◆ AIM OF THE TASK ◆
Excluding any images, copy all of the lines below precisely as written.

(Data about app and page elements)
=== Section Start ===
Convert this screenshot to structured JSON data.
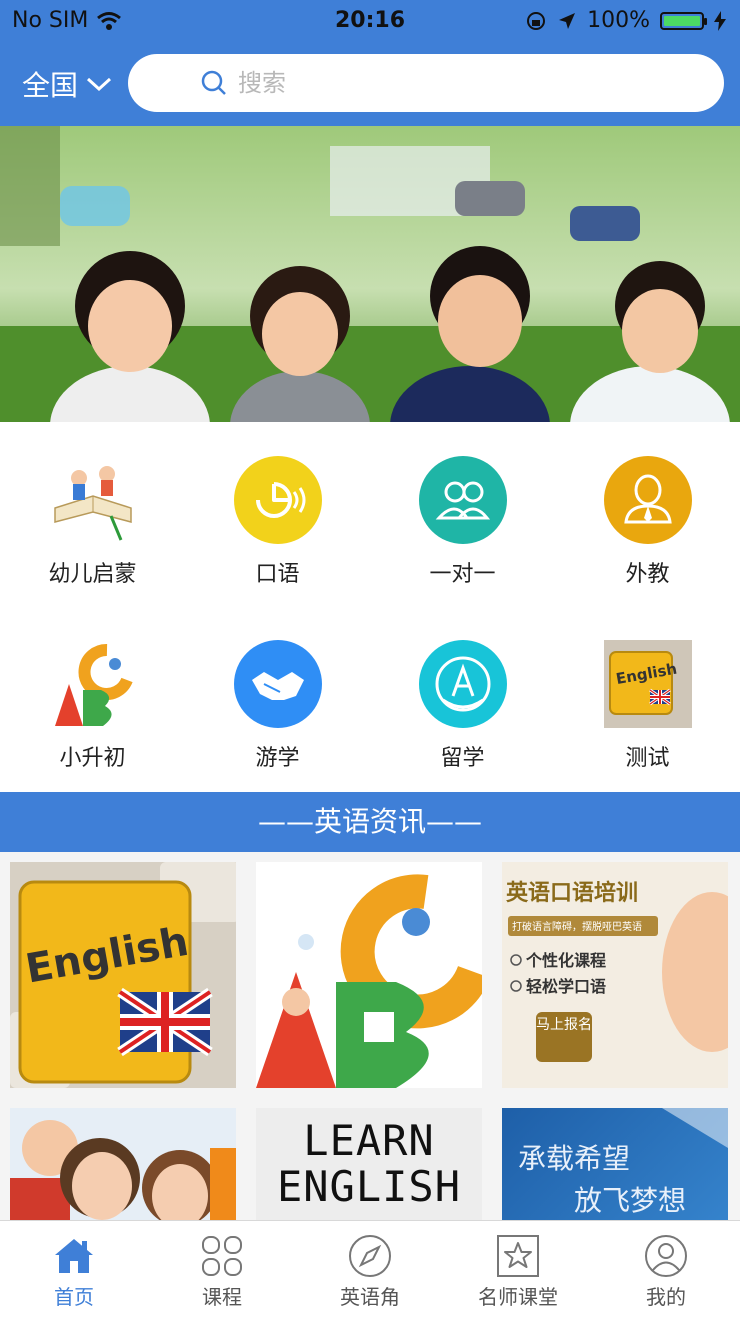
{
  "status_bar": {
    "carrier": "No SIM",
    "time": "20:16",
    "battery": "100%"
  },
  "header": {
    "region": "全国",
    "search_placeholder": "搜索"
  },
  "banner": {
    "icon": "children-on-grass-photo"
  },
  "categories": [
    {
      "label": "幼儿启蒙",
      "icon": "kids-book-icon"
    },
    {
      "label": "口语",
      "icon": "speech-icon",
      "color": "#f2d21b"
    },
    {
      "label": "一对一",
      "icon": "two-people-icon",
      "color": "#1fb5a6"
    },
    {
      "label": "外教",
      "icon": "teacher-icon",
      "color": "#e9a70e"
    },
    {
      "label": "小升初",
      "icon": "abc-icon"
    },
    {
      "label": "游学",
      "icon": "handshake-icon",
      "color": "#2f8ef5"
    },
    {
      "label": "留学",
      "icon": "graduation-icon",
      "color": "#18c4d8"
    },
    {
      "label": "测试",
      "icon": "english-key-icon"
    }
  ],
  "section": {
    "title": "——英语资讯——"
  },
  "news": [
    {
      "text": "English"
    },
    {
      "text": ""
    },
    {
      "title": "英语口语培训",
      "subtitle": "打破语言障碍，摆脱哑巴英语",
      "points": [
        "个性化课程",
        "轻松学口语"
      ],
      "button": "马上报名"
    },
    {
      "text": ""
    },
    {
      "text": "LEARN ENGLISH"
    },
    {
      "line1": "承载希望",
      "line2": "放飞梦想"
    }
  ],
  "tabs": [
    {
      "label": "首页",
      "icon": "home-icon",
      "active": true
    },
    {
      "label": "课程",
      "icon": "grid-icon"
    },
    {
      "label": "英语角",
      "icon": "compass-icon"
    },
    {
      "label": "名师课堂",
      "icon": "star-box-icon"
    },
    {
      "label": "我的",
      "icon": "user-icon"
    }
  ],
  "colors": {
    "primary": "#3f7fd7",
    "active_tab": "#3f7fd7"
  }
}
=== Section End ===
◆ PROBLEM SOLUTION ◆
Convert this screenshot to structured JSON data.
{
  "status_bar": {
    "carrier": "No SIM",
    "time": "20:16",
    "battery": "100%"
  },
  "header": {
    "region": "全国",
    "search_placeholder": "搜索"
  },
  "banner": {
    "icon": "children-on-grass-photo"
  },
  "categories": [
    {
      "label": "幼儿启蒙",
      "icon": "kids-book-icon"
    },
    {
      "label": "口语",
      "icon": "speech-icon",
      "color": "#f2d21b"
    },
    {
      "label": "一对一",
      "icon": "two-people-icon",
      "color": "#1fb5a6"
    },
    {
      "label": "外教",
      "icon": "teacher-icon",
      "color": "#e9a70e"
    },
    {
      "label": "小升初",
      "icon": "abc-icon"
    },
    {
      "label": "游学",
      "icon": "handshake-icon",
      "color": "#2f8ef5"
    },
    {
      "label": "留学",
      "icon": "graduation-icon",
      "color": "#18c4d8"
    },
    {
      "label": "测试",
      "icon": "english-key-icon"
    }
  ],
  "section": {
    "title": "——英语资讯——"
  },
  "news": [
    {
      "text": "English"
    },
    {
      "text": ""
    },
    {
      "title": "英语口语培训",
      "subtitle": "打破语言障碍，摆脱哑巴英语",
      "points": [
        "个性化课程",
        "轻松学口语"
      ],
      "button": "马上报名"
    },
    {
      "text": ""
    },
    {
      "text": "LEARN ENGLISH"
    },
    {
      "line1": "承载希望",
      "line2": "放飞梦想"
    }
  ],
  "tabs": [
    {
      "label": "首页",
      "icon": "home-icon",
      "active": true
    },
    {
      "label": "课程",
      "icon": "grid-icon"
    },
    {
      "label": "英语角",
      "icon": "compass-icon"
    },
    {
      "label": "名师课堂",
      "icon": "star-box-icon"
    },
    {
      "label": "我的",
      "icon": "user-icon"
    }
  ],
  "colors": {
    "primary": "#3f7fd7",
    "active_tab": "#3f7fd7"
  }
}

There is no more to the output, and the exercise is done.